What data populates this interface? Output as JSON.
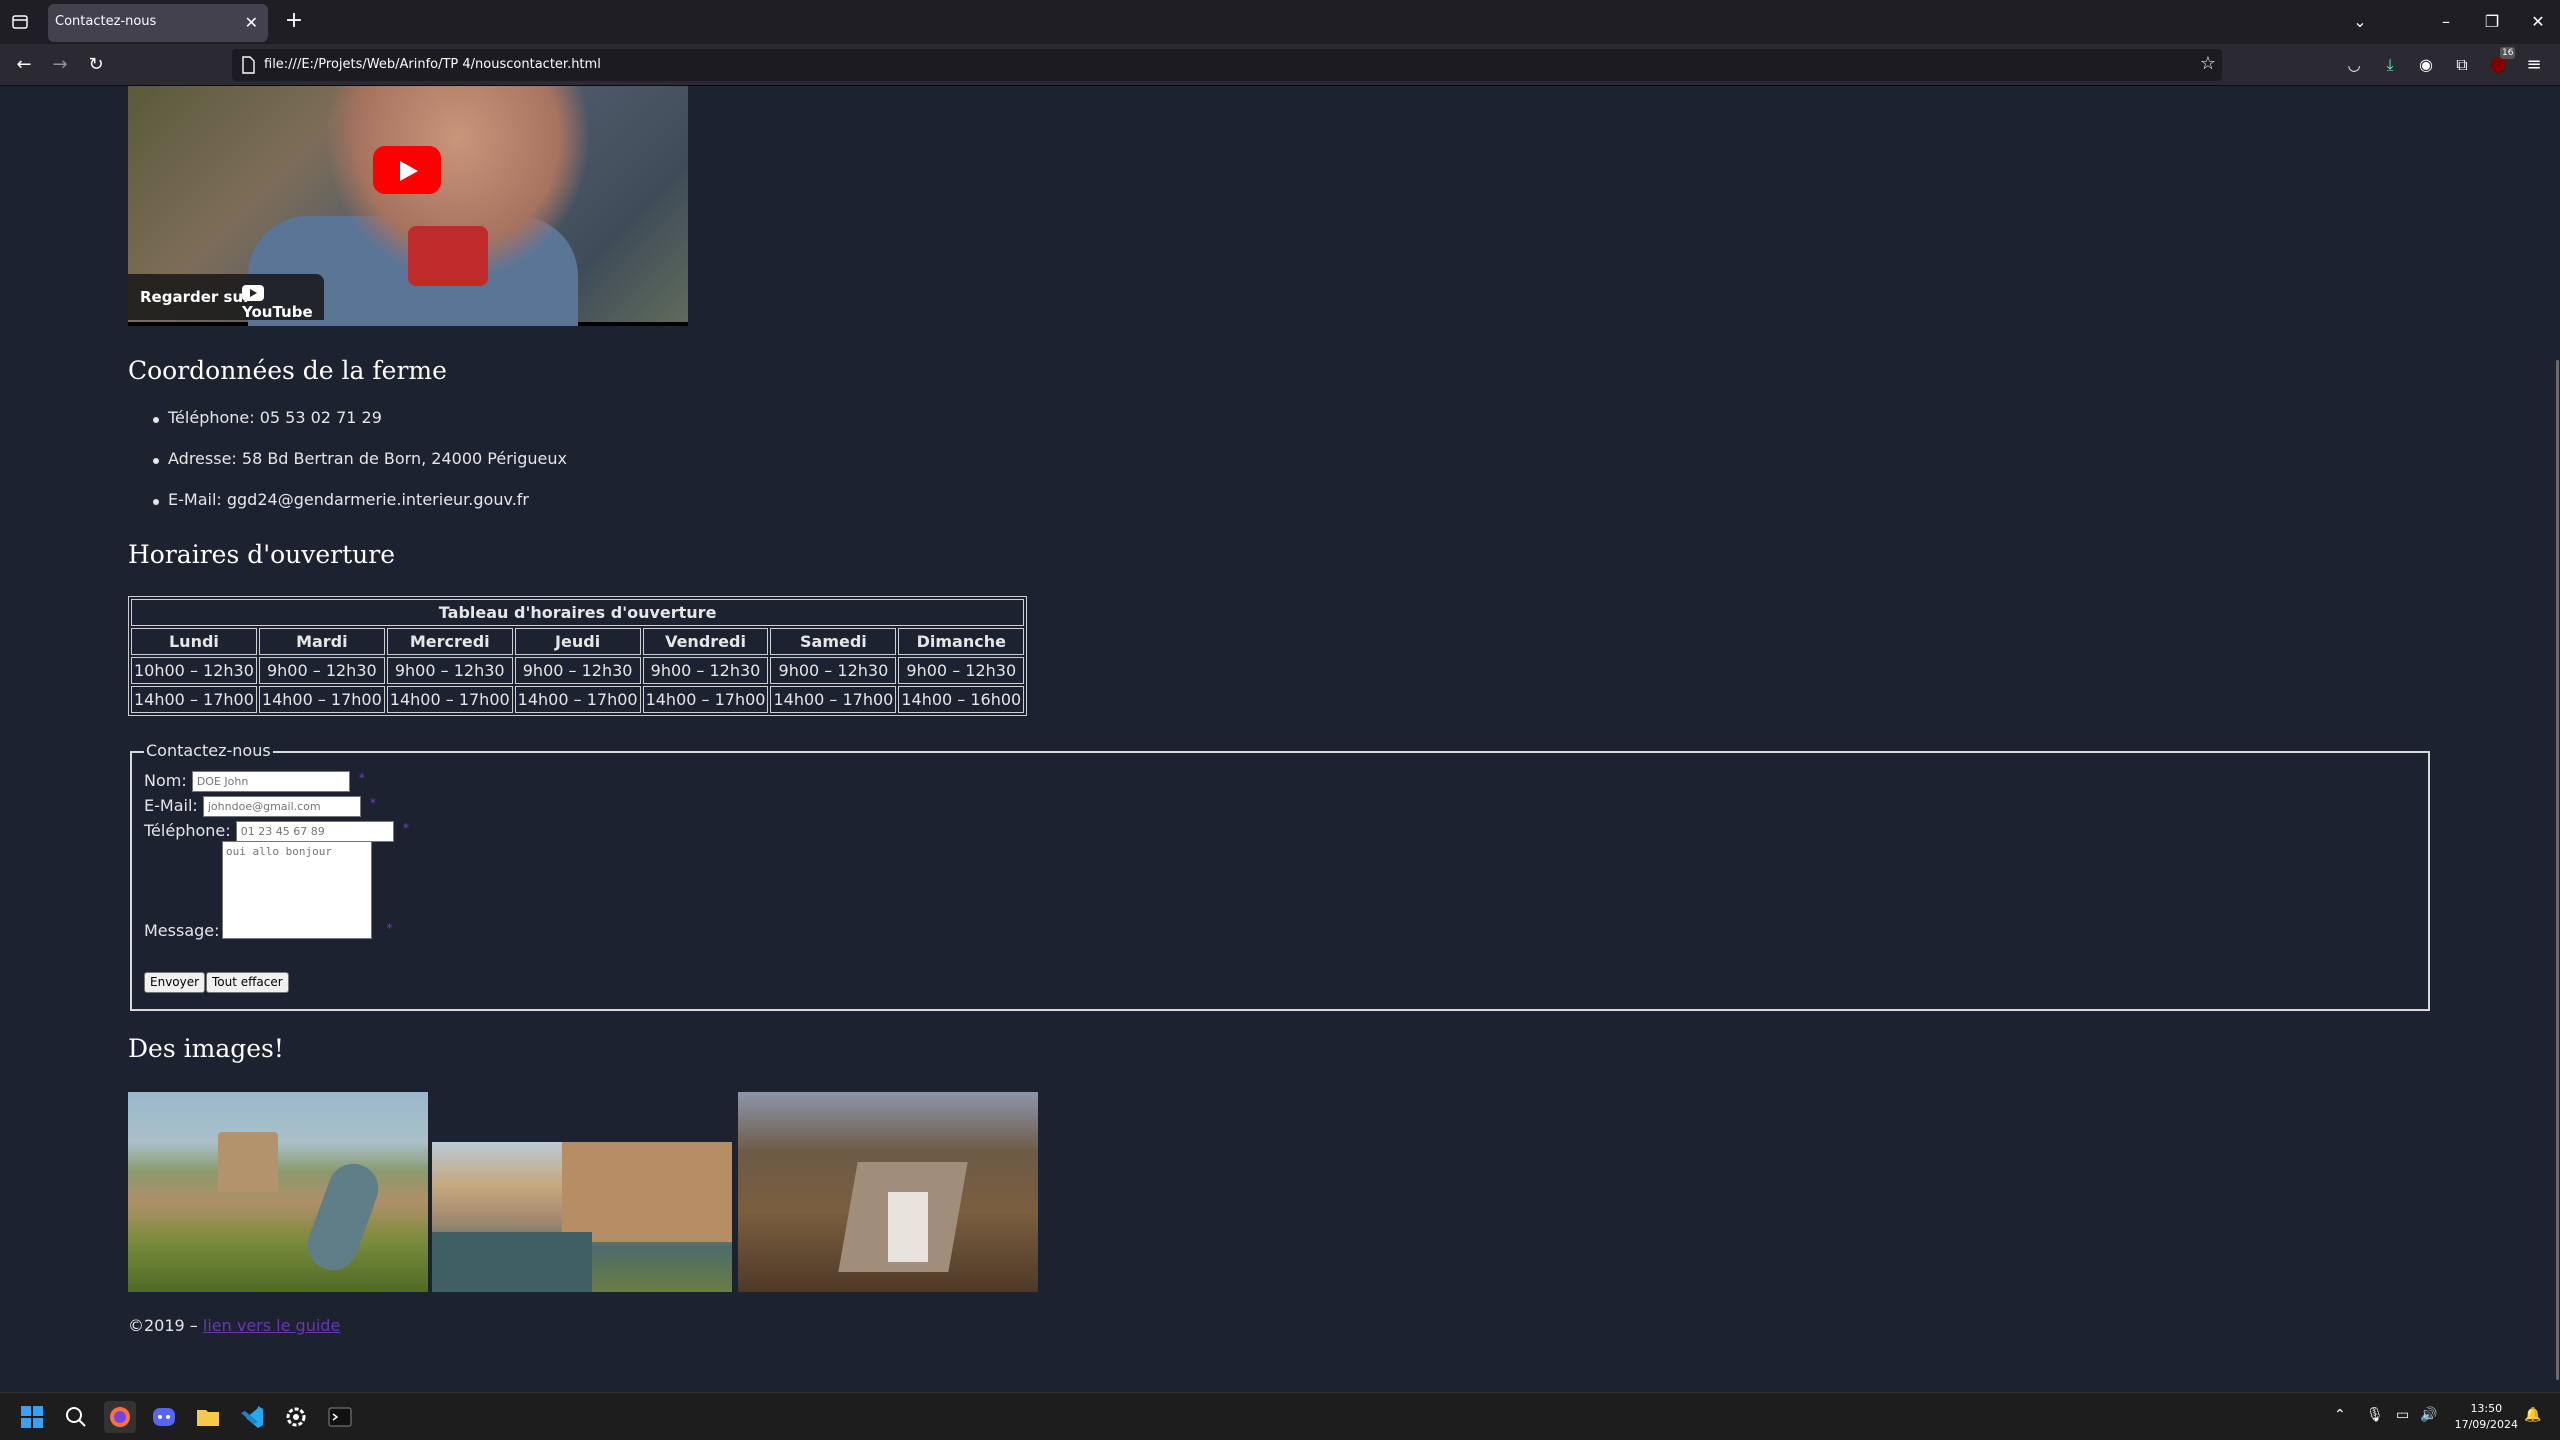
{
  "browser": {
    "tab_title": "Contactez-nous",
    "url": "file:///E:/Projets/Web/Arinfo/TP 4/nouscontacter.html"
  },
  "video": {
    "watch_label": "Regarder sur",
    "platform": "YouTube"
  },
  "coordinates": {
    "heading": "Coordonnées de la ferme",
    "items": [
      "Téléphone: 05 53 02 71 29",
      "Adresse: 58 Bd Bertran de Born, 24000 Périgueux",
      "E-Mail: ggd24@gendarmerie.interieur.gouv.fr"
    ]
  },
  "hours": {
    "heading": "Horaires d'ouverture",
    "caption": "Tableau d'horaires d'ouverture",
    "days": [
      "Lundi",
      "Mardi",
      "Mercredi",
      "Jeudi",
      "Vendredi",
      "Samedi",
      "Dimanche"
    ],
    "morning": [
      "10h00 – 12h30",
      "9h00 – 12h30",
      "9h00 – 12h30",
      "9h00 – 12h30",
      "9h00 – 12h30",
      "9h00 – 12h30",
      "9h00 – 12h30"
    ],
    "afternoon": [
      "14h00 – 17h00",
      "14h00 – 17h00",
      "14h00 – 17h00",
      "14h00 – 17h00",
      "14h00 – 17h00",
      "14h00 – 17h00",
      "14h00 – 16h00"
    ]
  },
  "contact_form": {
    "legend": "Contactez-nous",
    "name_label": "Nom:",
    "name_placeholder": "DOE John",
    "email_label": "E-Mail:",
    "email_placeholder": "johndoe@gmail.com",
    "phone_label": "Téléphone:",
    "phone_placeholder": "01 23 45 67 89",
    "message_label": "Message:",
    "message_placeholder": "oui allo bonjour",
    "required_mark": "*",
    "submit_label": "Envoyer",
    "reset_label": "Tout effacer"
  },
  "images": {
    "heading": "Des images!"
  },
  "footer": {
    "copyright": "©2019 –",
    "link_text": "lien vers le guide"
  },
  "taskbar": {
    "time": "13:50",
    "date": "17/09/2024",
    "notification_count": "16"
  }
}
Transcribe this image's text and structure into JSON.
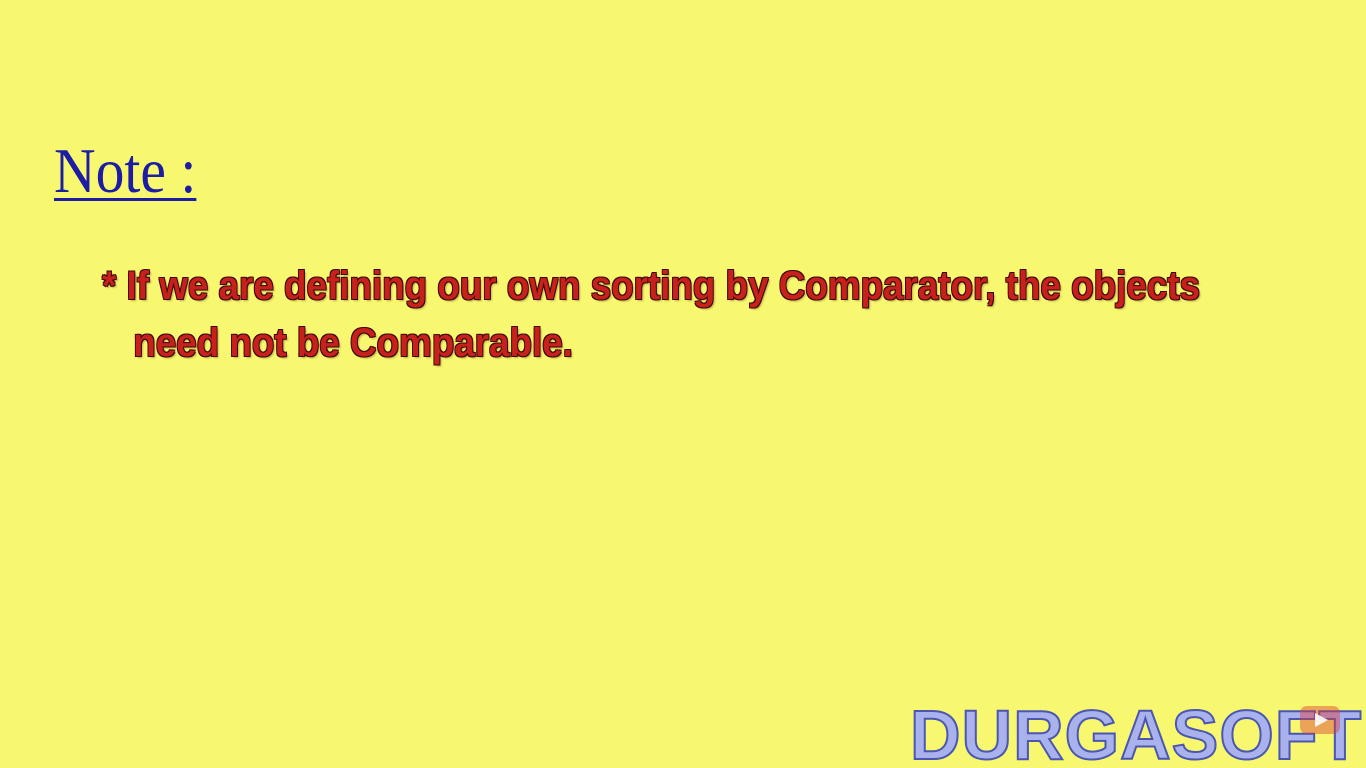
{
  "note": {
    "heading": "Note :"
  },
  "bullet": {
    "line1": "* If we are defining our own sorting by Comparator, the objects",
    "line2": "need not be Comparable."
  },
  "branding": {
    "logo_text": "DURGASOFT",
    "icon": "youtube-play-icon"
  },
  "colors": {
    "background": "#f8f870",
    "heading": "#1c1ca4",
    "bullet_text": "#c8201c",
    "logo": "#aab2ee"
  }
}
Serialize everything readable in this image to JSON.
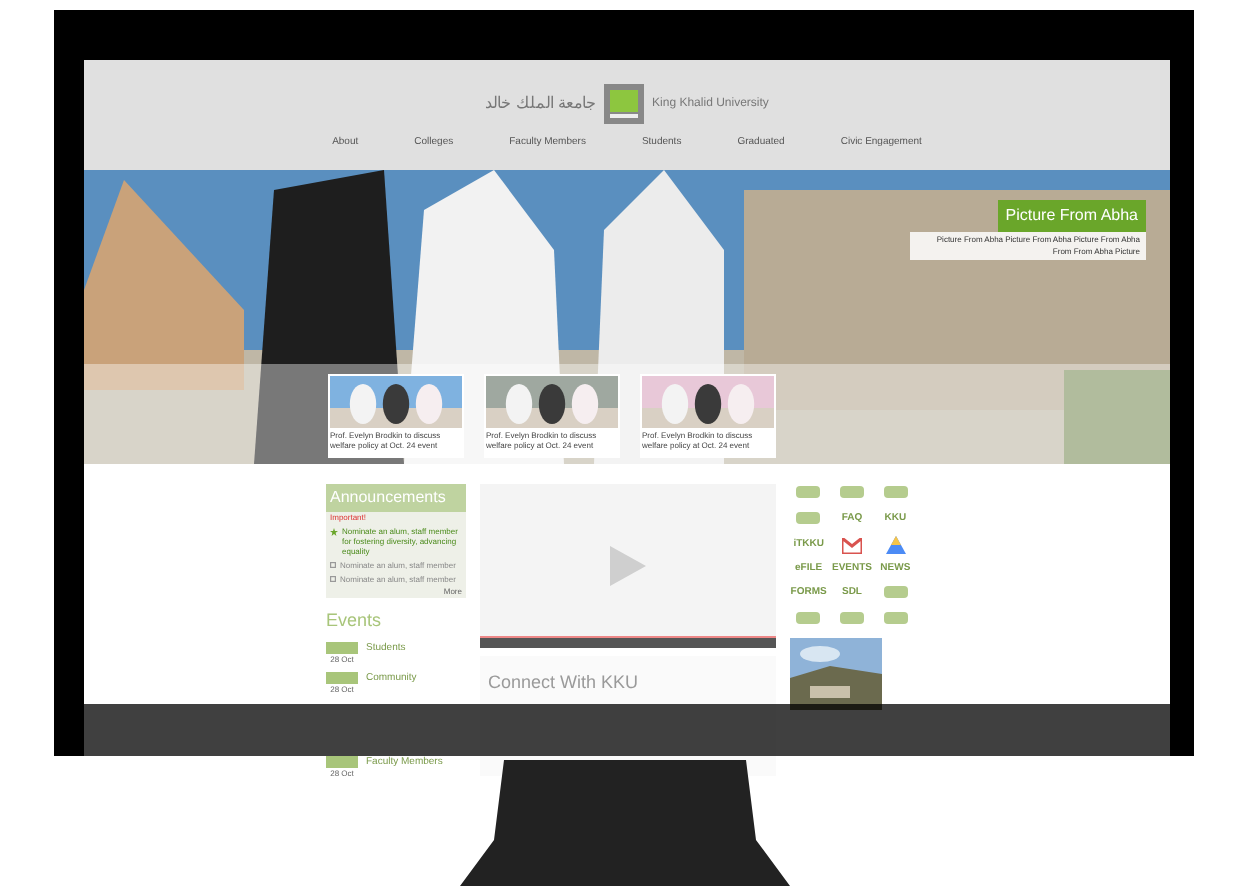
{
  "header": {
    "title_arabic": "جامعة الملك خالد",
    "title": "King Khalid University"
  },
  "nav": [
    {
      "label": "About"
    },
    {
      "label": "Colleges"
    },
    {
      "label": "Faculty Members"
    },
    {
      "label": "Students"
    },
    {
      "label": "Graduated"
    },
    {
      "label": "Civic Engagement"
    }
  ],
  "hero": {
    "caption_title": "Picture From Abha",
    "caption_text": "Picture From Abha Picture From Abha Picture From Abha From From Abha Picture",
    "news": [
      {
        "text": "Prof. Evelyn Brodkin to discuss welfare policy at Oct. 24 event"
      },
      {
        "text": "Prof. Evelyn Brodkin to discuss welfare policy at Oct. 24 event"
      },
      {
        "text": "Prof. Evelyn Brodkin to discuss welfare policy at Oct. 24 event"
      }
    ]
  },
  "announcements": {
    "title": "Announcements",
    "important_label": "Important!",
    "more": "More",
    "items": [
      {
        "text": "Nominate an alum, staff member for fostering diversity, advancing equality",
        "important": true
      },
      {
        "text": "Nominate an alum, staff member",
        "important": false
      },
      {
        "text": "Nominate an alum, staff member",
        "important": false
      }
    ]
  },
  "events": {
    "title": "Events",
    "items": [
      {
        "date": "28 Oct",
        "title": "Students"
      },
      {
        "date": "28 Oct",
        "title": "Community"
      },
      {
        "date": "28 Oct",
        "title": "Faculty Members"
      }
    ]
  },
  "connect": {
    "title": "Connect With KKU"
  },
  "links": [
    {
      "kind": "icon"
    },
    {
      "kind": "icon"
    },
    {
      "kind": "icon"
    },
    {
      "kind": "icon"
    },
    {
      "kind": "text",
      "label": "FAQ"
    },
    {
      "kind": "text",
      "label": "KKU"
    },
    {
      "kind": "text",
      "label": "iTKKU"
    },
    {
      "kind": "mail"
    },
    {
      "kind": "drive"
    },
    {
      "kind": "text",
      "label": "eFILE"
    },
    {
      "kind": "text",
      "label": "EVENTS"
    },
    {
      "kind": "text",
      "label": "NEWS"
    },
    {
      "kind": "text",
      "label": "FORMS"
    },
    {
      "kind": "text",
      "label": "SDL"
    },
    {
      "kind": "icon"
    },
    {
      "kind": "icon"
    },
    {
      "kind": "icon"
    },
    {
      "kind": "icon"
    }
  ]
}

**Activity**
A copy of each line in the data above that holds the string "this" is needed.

**Result**
What data populates this interface? Output as JSON.
Transcribe this image's text and structure into JSON.
Serialize everything readable in this image to JSON.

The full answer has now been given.